In considering the merits of this case, the district court must, of course, heed our admonition that the trier of fact make its decision on the basis of the inherent duties of the position, not just those of a particular incumbent. See Mendez Palou, 813 F.2d at 1258; Jimenez Fuentes, 807 F.2d at 242. But the Secretary bears the burden of the political affiliation defense; he must prove what the inherent duties are. The Secretary presented no evidence, other than the disputed OP-16, that the inherent duties of the position are significantly different than Romero's actual duties. Although the Secretary stated that he would like the next ESCD Director to perform the expansive duties listed in the OP-16, the acting director appointed to replace Romero had fewer responsibilities than Romero. The Secretary may present additional evidence at trial that may compel a different result. But on this record, and at this point in the case, we cannot say that the district court's decision to discount the OP-16 and to rely on Romero's testimony was an abuse of discretion.

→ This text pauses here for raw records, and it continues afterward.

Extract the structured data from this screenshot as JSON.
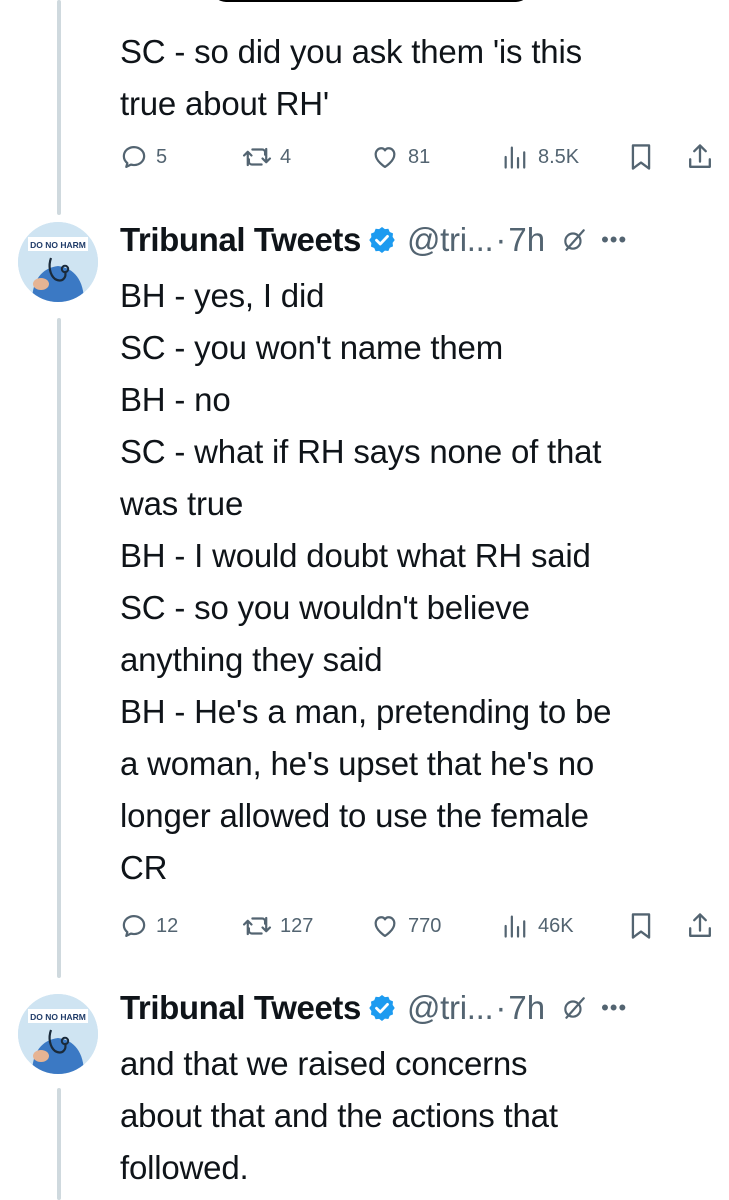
{
  "tweets": [
    {
      "text": "SC - so did you ask them 'is this\ntrue about RH'",
      "stats": {
        "replies": "5",
        "retweets": "4",
        "likes": "81",
        "views": "8.5K"
      }
    },
    {
      "author": {
        "name": "Tribunal Tweets",
        "handle": "@tri...",
        "separator": "·",
        "time": "7h",
        "avatar_text": "DO NO HARM"
      },
      "text": "BH - yes, I did\nSC - you won't name them\nBH - no\nSC - what if RH says none of that\nwas true\nBH - I would doubt what RH said\nSC - so you wouldn't believe\nanything they said\nBH - He's a man, pretending to be\na woman, he's upset that he's no\nlonger allowed to use the female\nCR",
      "stats": {
        "replies": "12",
        "retweets": "127",
        "likes": "770",
        "views": "46K"
      }
    },
    {
      "author": {
        "name": "Tribunal Tweets",
        "handle": "@tri...",
        "separator": "·",
        "time": "7h",
        "avatar_text": "DO NO HARM"
      },
      "text": "and that we raised concerns\nabout that and the actions that\nfollowed."
    }
  ],
  "icons": {
    "reply": "reply-icon",
    "retweet": "retweet-icon",
    "like": "heart-icon",
    "views": "views-icon",
    "bookmark": "bookmark-icon",
    "share": "share-icon",
    "verified": "verified-badge-icon",
    "grok": "grok-icon",
    "more": "more-icon"
  },
  "colors": {
    "text": "#0f1419",
    "secondary": "#536471",
    "verified": "#1d9bf0",
    "thread_line": "#cfd9de"
  }
}
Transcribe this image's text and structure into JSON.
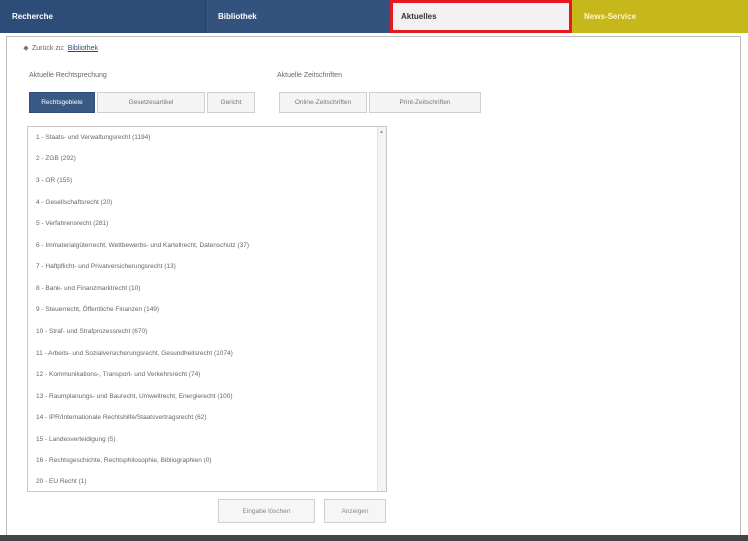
{
  "nav": {
    "tabs": [
      {
        "label": "Recherche"
      },
      {
        "label": "Bibliothek"
      },
      {
        "label": "Aktuelles"
      },
      {
        "label": "News-Service"
      }
    ]
  },
  "breadcrumb": {
    "prefix": "Zurück zu:",
    "link": "Bibliothek"
  },
  "rechtsprechung": {
    "label": "Aktuelle Rechtsprechung",
    "buttons": [
      {
        "label": "Rechtsgebiete"
      },
      {
        "label": "Gesetzesartikel"
      },
      {
        "label": "Gericht"
      }
    ]
  },
  "zeitschriften": {
    "label": "Aktuelle Zeitschriften",
    "buttons": [
      {
        "label": "Online-Zeitschriften"
      },
      {
        "label": "Print-Zeitschriften"
      }
    ]
  },
  "list": {
    "items": [
      "1 - Staats- und Verwaltungsrecht (1194)",
      "2 - ZGB (292)",
      "3 - OR (155)",
      "4 - Gesellschaftsrecht (20)",
      "5 - Verfahrensrecht (281)",
      "6 - Immaterialgüterrecht, Wettbewerbs- und Kartellrecht, Datenschutz (37)",
      "7 - Haftpflicht- und Privatversicherungsrecht (13)",
      "8 - Bank- und Finanzmarktrecht (10)",
      "9 - Steuerrecht, Öffentliche Finanzen (149)",
      "10 - Straf- und Strafprozessrecht (670)",
      "11 - Arbeits- und Sozialversicherungsrecht, Gesundheitsrecht (1074)",
      "12 - Kommunikations-, Transport- und Verkehrsrecht (74)",
      "13 - Raumplanungs- und Baurecht, Umweltrecht, Energierecht (100)",
      "14 - IPR/Internationale Rechtshilfe/Staatsvertragsrecht (62)",
      "15 - Landesverteidigung (5)",
      "16 - Rechtsgeschichte, Rechtsphilosophie, Bibliographien (0)",
      "20 - EU Recht (1)"
    ]
  },
  "actions": {
    "clear": "Eingabe löschen",
    "show": "Anzeigen"
  },
  "colors": {
    "nav_blue": "#2e4c78",
    "nav_yellow": "#c6b71a",
    "highlight_red": "#e5191f"
  }
}
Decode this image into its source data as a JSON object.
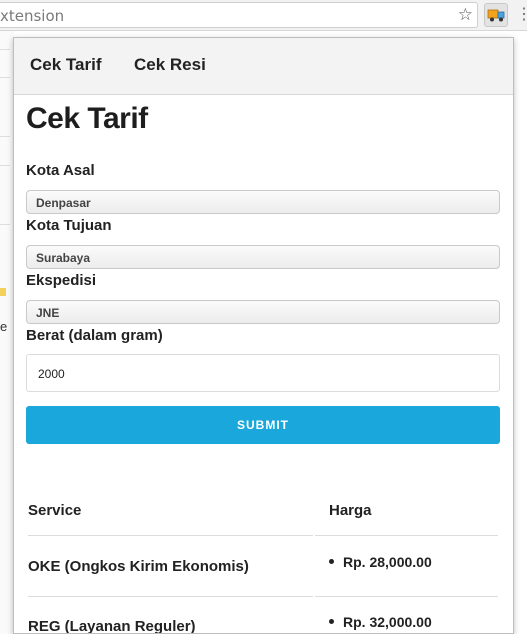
{
  "browser": {
    "address_text": "xtension",
    "bookmark_icon": "star-icon",
    "extension_icon": "truck-icon",
    "menu_icon": "kebab-menu-icon",
    "page_behind_letter": "e"
  },
  "nav": {
    "items": [
      {
        "label": "Cek Tarif"
      },
      {
        "label": "Cek Resi"
      }
    ]
  },
  "form": {
    "title": "Cek Tarif",
    "origin_label": "Kota Asal",
    "origin_value": "Denpasar",
    "destination_label": "Kota Tujuan",
    "destination_value": "Surabaya",
    "courier_label": "Ekspedisi",
    "courier_value": "JNE",
    "weight_label": "Berat (dalam gram)",
    "weight_value": "2000",
    "submit_label": "SUBMIT"
  },
  "results": {
    "columns": [
      "Service",
      "Harga"
    ],
    "rows": [
      {
        "service": "OKE (Ongkos Kirim Ekonomis)",
        "price": "Rp. 28,000.00"
      },
      {
        "service": "REG (Layanan Reguler)",
        "price": "Rp. 32,000.00"
      }
    ]
  },
  "colors": {
    "accent": "#1aa7dc",
    "navbar_bg": "#f3f3f3"
  }
}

Given these findings on the duties of the ESCD Director, this is not a difficult case. The four components of the position--providing security for Housing Department headquarters, assisting the Civil Defense Agency with temporary housing, evicting squatters when told, and running a dispensary--fail both steps of the Jimenez Fuentes analysis. The position does not involve partisan political concerns. And the duties themselves do not involve "policymaking, access to confidential information, communications, or similar functions for which party loyalty is an appropriate requirement." Collazo Rivera, 812 F.2d at 261. The ESCD Director provides the Housing Department with routine services whose quality depends on administrative competence and conscientious work, not political affiliation.
III. Irreparable Harm
It has long been held that "[t]he loss of First Amendment freedoms, for even minimal periods of time, unquestionably constitutes irreparable injury." Elrod v. Burns, 427 U.S. 347, 373, 96 S.Ct. 2673, 2690, 49 L.Ed.2d 547 (1976). Given the finding that Romero was likely to succeed on the merits of his First Amendment claim there was no abuse of discretion in finding irreparable harm. See id. at 374, 96 S.Ct. at 2690. The harm Romero would suffer is not only, as the Secretary argues, the loss of his job per se, but also the penalty for exercising his associational rights. The chilling effect of that penalty cannot be adequately redressed after the fact.
The decision of the district court is affirmed.
Before CAMPBELL, Chief Judge, WISDOM,* Senior Circuit Judge, COFFIN, BOWNES, BREYER, TORRUELLA and SELYA, Circuit Judges.
The petition for rehearing or rehearing en banc is denied. We note that plaintiff's challenge to the OP-16 in this case differed from objections to the classification form raised in prior cases, see, e.g., Rosario Nevarez v. Torres Gaztambide, 820 F.2d 525, 528, n.6 (1st Cir. 1987), in that he questioned the authenticity of the document and did not simply argue that the actual duties of the position differed from those stated on the form. See, e.g., Appellee's Brief at 17 ("there was a doubt as to the legitimacy of the documents"). We reiterate our position that the inherent duties are the relevant ones in evaluating a job, and that an official classification form whose authenticity is unchallenged constitutes dispositive evidence of those duties.